Cameras make rectangular pictures. They can be vertical or horizontal rectangles, but they are still rectangles. As photographers, it is easy to fall into the trap of thinking that all images must follow this format. Sometimes, however, it is better to break away from our self imposed limitations and try something different.
On Santiago Island in the Galapagos, I saw these beautiful cliffs just before the sun dropped below the horizon. The light was beautiful, but there was a problem. Traditionally, wide angle landscape images work best when you combine a foreground and background element. A large plant, or flower in the foreground can help to anchor the image and provide a sense of depth. In this case, there was nothing to place in the foreground. The beach was flat sand and the nearby rocks were devoid of character. Changing to a longer lens was not an option because it would cut out part of the cliff. After a few moments, I decided that the image I wanted to create was about the light on the cliffs and anything else would be a distraction.

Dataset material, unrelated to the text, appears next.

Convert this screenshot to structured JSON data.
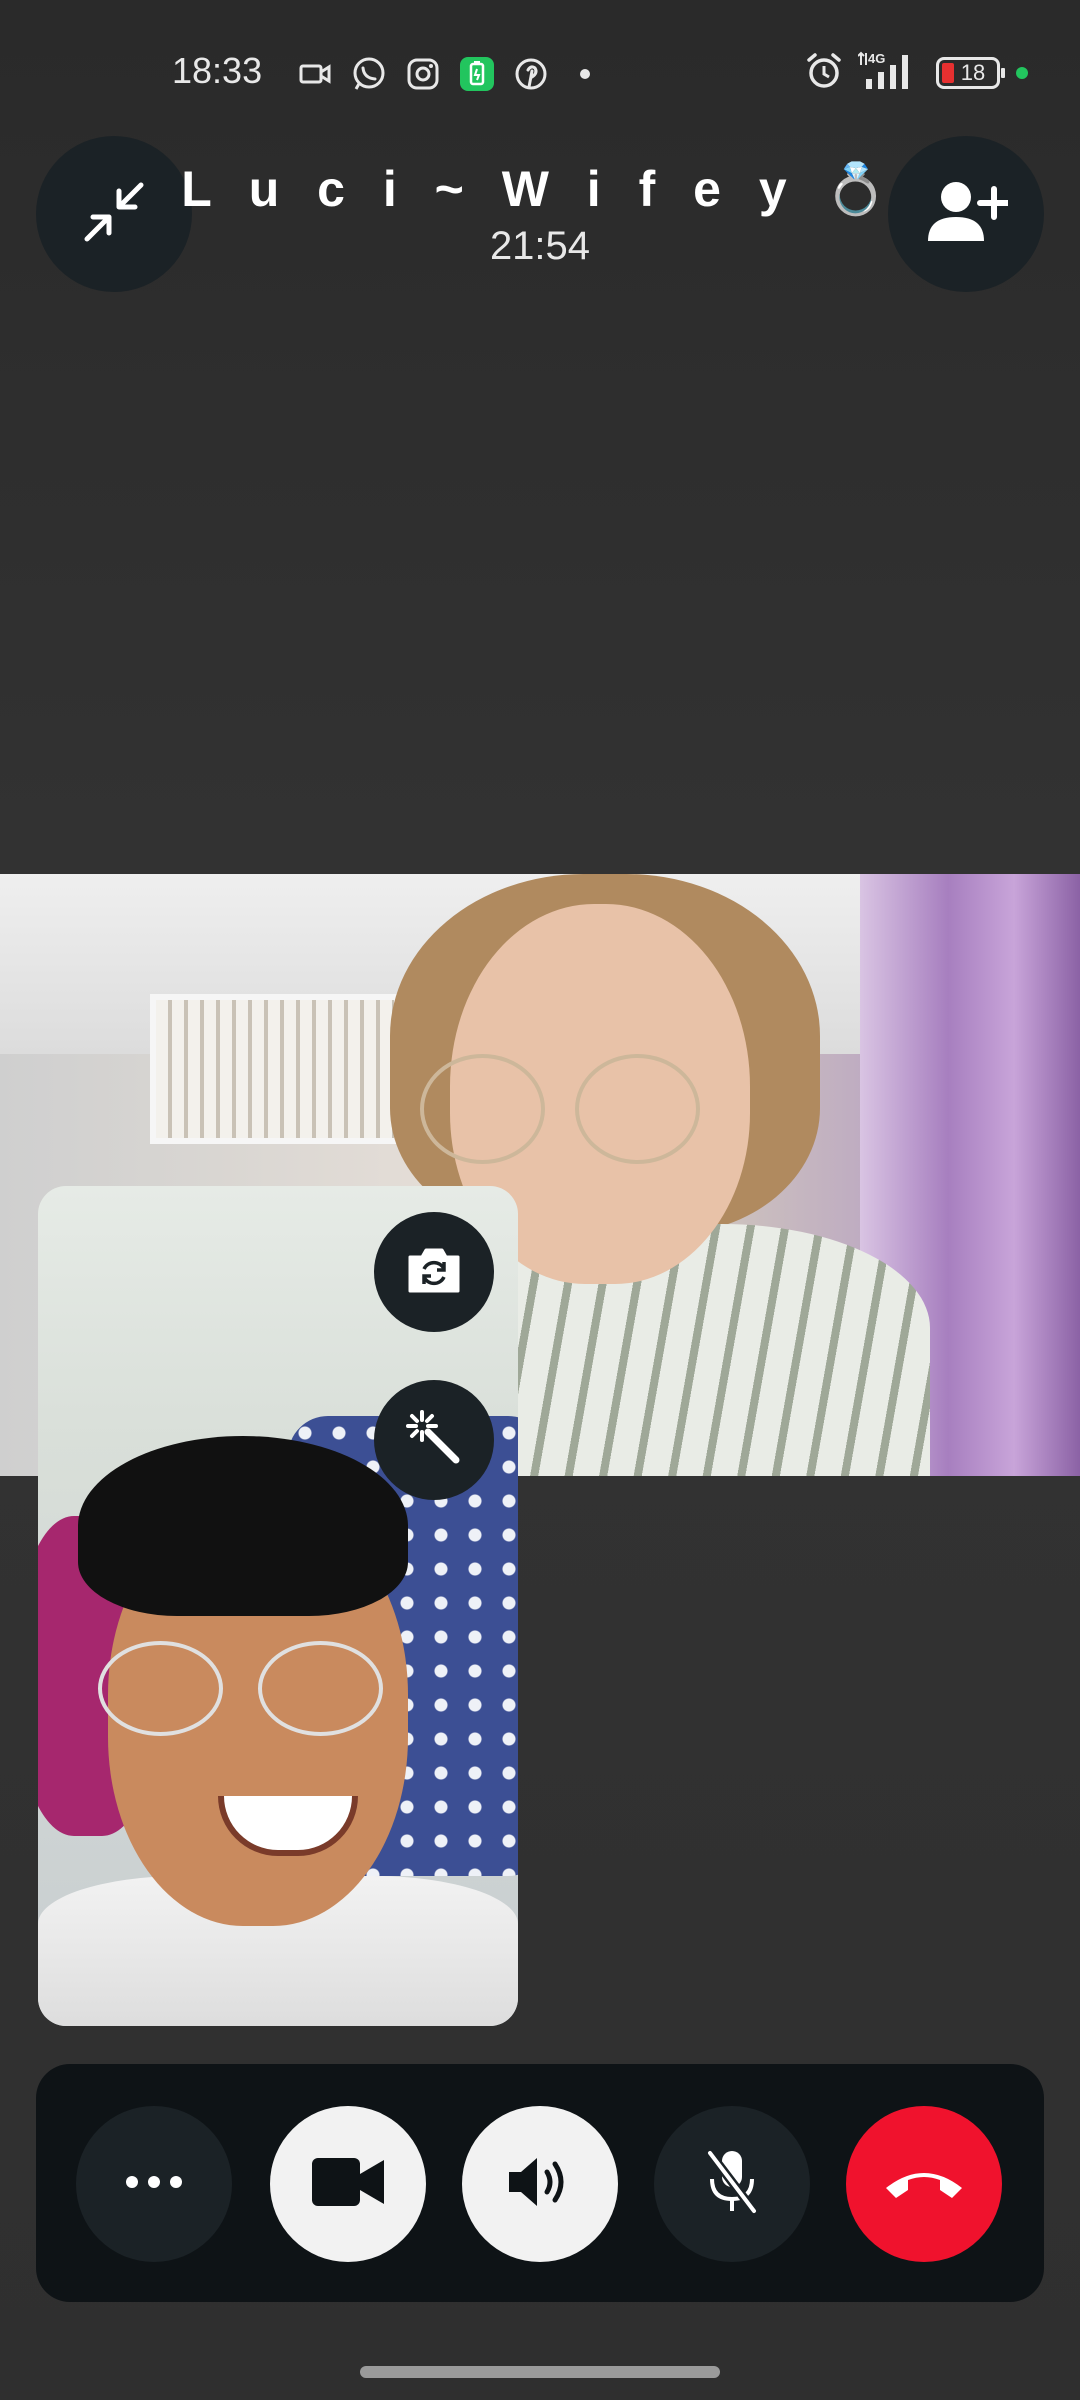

The solution was to think beyond the initial capture and realize that I could alter the aspect ratio during post production. No set rectangles for me. I captured the image including too much both above and below the cliffs. Once the image was in Adobe Lightroom, I applied a panoramic crop to both the top and bottom, removing those portions. The final image capturs the beauty of the cliffs while successfully removing distractions.

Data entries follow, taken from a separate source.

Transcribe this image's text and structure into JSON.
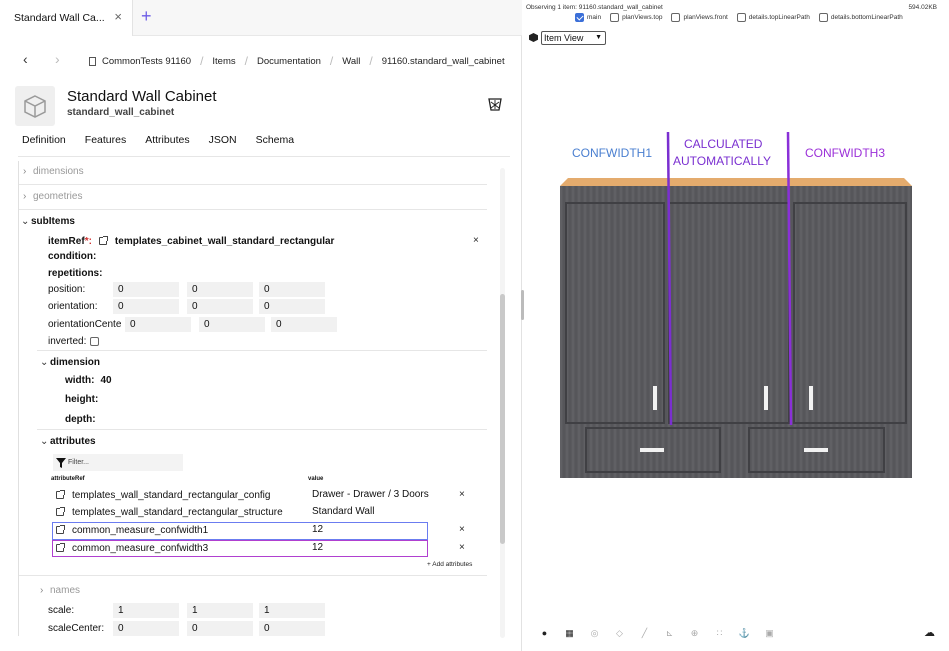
{
  "tab": {
    "title": "Standard Wall Ca...",
    "close": "×",
    "add": "+"
  },
  "breadcrumb": {
    "back": "‹",
    "forward": "›",
    "items": [
      "CommonTests 91160",
      "Items",
      "Documentation",
      "Wall",
      "91160.standard_wall_cabinet"
    ],
    "sep": "/"
  },
  "header": {
    "title": "Standard Wall Cabinet",
    "subtitle": "standard_wall_cabinet"
  },
  "subtabs": [
    "Definition",
    "Features",
    "Attributes",
    "JSON",
    "Schema"
  ],
  "tree": {
    "dimensions": "dimensions",
    "geometries": "geometries",
    "subitems": "subItems",
    "itemref_label": "itemRef",
    "itemref_req": "*:",
    "itemref_value": "templates_cabinet_wall_standard_rectangular",
    "condition": "condition:",
    "repetitions": "repetitions:",
    "position": "position:",
    "position_vals": [
      "0",
      "0",
      "0"
    ],
    "orientation": "orientation:",
    "orientation_vals": [
      "0",
      "0",
      "0"
    ],
    "orientation_center": "orientationCente",
    "orientation_center_vals": [
      "0",
      "0",
      "0"
    ],
    "inverted": "inverted:",
    "dimension": "dimension",
    "width_label": "width:",
    "width_value": "40",
    "height_label": "height:",
    "depth_label": "depth:",
    "attributes": "attributes",
    "filter_placeholder": "Filter...",
    "col_attributeref": "attributeRef",
    "col_value": "value",
    "attr_rows": [
      {
        "ref": "templates_wall_standard_rectangular_config",
        "value": "Drawer - Drawer / 3 Doors"
      },
      {
        "ref": "templates_wall_standard_rectangular_structure",
        "value": "Standard Wall"
      },
      {
        "ref": "common_measure_confwidth1",
        "value": "12"
      },
      {
        "ref": "common_measure_confwidth3",
        "value": "12"
      }
    ],
    "add_attributes": "+ Add attributes",
    "names": "names",
    "scale": "scale:",
    "scale_vals": [
      "1",
      "1",
      "1"
    ],
    "scale_center": "scaleCenter:",
    "scale_center_vals": [
      "0",
      "0",
      "0"
    ],
    "remove": "×"
  },
  "viewer": {
    "observing": "Observing 1 item: 91160.standard_wall_cabinet",
    "size": "594.02KB",
    "layers": [
      {
        "label": "main",
        "checked": true
      },
      {
        "label": "planViews.top",
        "checked": false
      },
      {
        "label": "planViews.front",
        "checked": false
      },
      {
        "label": "details.topLinearPath",
        "checked": false
      },
      {
        "label": "details.bottomLinearPath",
        "checked": false
      }
    ],
    "view_mode": "Item View",
    "annotations": {
      "confwidth1": "CONFWIDTH1",
      "calc_line1": "CALCULATED",
      "calc_line2": "AUTOMATICALLY",
      "confwidth3": "CONFWIDTH3"
    },
    "colors": {
      "confwidth1": "#4a7fd0",
      "calculated": "#7a2fd0",
      "confwidth3": "#9b30d8",
      "cabinet_body": "#5b5b5f",
      "cabinet_top": "#e2a86a"
    }
  }
}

The image was created using a Canon 1Ds mark 3, 17-35mm lens (set to 28mm), at 800 ISO. The camera was handheld.